“Philadelphia was an innovation and investment backwater,” but Ajay Raju says it’s headed for venture capital’s mainstream, and he’s personally setting up the partnerships to make it happen, pledges the real estate finance lawyer and chairman of the law firm Dilworth Paxson.
Though it’s home to some of the nation’s oldest medical research centers, the first modern computer, and the state-funded Ben Franklin Technology Partners of Southeastern Pennsylvania, it’s a familiar observation that the region ranks far behind Silicon Valley, Boston, New York, and others as a start-up funding center.
But, perhaps for the first time since the city’s factory-building heyday, “there is no shortage of talented founders with great ideas and road maps who are designing the future,” Raju insists over afternoon coffee in his office, lined with modern art, overlooking City Hall. “From CHOP and Penn, the Navy Yard Business Center, and Nerd [North Third] Street. They need red carpets, not red tape. And they need capital.”
Aren’t adventurous investors scarce? Raju says there are plenty of rich people and enterprises that have made money in the business prosperity of the Obama and Trump years, and are looking for good hometown bets — but they need help finding each other.
So he’s lined up partners to start three Philly-based venture fund groups, each collecting commitments in the tens of millions of dollars.
First is 215 Capital, a “subscription-only Series A pledge fund” whose 100-plus members invest on a “deal-by-deal basis” in “med-tech innovation,” software-as-a-service (SaaS), “eco-tech,” and real estate tech firms with “proven revenues in excess of $1 million.”
To build the 215 fund, Raju is partners with Nooruddin Karsan, founder of HR software maker Kenexa, which Karsan and his investors sold to IBM for $1.3 billion in 2012. “Rudy” Karsan’s firm, Karlani Capital, has lately co-invested with AXA and eBay founder Pierre Omidyar in the fast-growing Ambler-based HR systems maker Phenom People.
Raju says Karlani Capital plus his personal investment group, Indigo Global, have separately invested a total of more than $70 million in venture-backed companies.
Together as 215 Capital, the group raised an initial $5 million in 2017-19, according to Securities and Exchange Commission filings. Its early targets include mobile-customer acquirer Blue Track Media, developer David Blumenfeld’s Cross Properties, and utilities automation software maker Ecosave, which have Philadelphia offices, and hotel software maker Intelity of Orlando.
At Backswing Ventures, Raju is partners with former Cross Properties investor relations manager Jake Weston and ex-Wall Streeters Kyle Asman and Courtney Lawless. Raju said it’s raising a $50 million “sector-agnostic” investment fund targeting firms that “will be profitable within 12 months of investment.”
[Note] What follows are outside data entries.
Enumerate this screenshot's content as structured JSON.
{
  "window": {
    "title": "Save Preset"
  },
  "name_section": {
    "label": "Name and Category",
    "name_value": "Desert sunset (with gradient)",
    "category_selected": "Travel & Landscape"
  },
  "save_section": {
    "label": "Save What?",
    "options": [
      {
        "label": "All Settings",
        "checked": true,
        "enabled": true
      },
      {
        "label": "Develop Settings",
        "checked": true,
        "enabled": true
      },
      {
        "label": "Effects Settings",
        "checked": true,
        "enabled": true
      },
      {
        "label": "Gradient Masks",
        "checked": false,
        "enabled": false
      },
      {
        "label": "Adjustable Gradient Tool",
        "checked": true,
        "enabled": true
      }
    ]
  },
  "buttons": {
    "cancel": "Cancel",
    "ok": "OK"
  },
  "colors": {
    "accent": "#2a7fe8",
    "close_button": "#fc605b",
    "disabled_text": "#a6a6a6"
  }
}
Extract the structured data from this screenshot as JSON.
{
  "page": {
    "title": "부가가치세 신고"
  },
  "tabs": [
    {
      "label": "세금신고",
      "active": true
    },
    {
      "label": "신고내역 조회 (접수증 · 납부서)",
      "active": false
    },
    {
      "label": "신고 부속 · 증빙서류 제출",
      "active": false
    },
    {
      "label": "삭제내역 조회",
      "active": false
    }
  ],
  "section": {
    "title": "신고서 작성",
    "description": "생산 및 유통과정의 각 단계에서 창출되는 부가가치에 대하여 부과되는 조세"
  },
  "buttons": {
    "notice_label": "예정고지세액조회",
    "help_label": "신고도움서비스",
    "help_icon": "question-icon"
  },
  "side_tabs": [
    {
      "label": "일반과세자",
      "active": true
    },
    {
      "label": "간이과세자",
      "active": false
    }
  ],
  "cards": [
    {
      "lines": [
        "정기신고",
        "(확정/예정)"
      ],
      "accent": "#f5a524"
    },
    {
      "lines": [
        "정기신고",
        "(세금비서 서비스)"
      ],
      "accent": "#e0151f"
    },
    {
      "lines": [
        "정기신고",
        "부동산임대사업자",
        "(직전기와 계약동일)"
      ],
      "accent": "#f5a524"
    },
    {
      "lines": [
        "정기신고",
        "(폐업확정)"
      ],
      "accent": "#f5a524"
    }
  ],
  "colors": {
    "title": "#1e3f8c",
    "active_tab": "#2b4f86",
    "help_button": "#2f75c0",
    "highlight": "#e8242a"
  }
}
For Togo Ventures, a “med-tech” fund group focusing on “clinical development and drug discovery, cellular and gene therapies, and patient management and digital health,” Raju has a 50/50 partnership with Christopher “Kit" Dobyns. He cofounded TrialSpark, which started in Philadelphia and moved to New York after raising $80 million (on a valuation of over $500 million) from West Coast giant Sequoia Capital.
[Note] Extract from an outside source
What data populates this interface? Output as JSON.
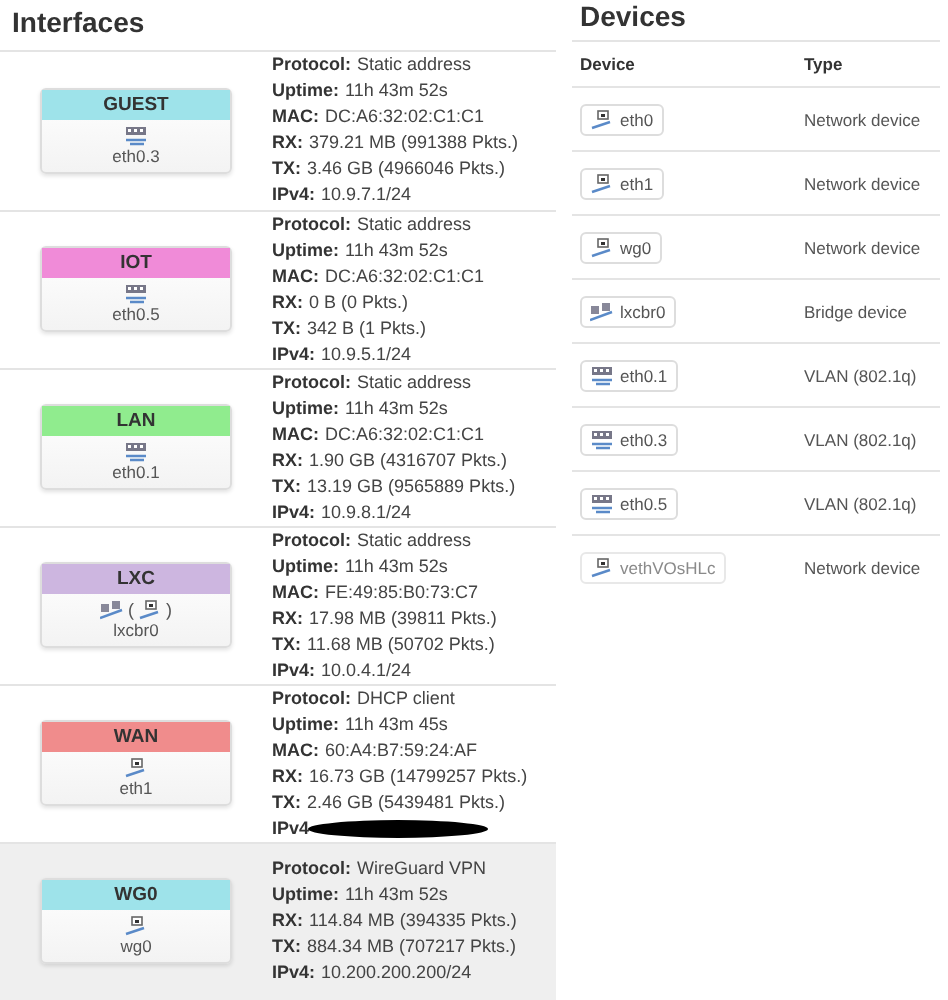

Targeting individuals, wealthy families, nonprofit endowments, state and municipal retirement plans, and other big investors, Raju says the initial Togo fund is also aimed at $50 million. The plan is to raise greater amounts,as Philadelphia-based private investment firms LLR Partners and NewSpring Capital have over the last 20 years.
Successful Philly-based firms like LLR, NewSpring, and First Round Capital, which now raise dollars by the billion, have mostly invested far from Philadelphia. There are also smaller funds that have backed both local and out-of-town targets.
Raju said his funds, too, will look farther afield — “We are geography-agnostic and return-devout” — but adds that he feels a “home-court advantage” in Philly, with local “innovators and founders behind the burgeoning med-tech revolution.”
Raju figures more than $1 billion in the last five years has flowed into small and start-up Philadelphia companies from venture capitalists in Boston and New York, San Francisco and Shanghai. So there must be room for locally owned investment platforms and the profits — 2% a year of invested assets, plus 20% of profits, according to Backswing’s rate sheet — that will presumably flow.
It’s easy to invest. It’s a lot harder getting paid back, especially in one of these bubbly periods when there are companies going public and selling stock before they have any products — let alone profits.
“Yes, valuations are inflated at the moment,” Raju agrees. “But we don’t have a fixed time horizon for investment.” Though his investors likely will.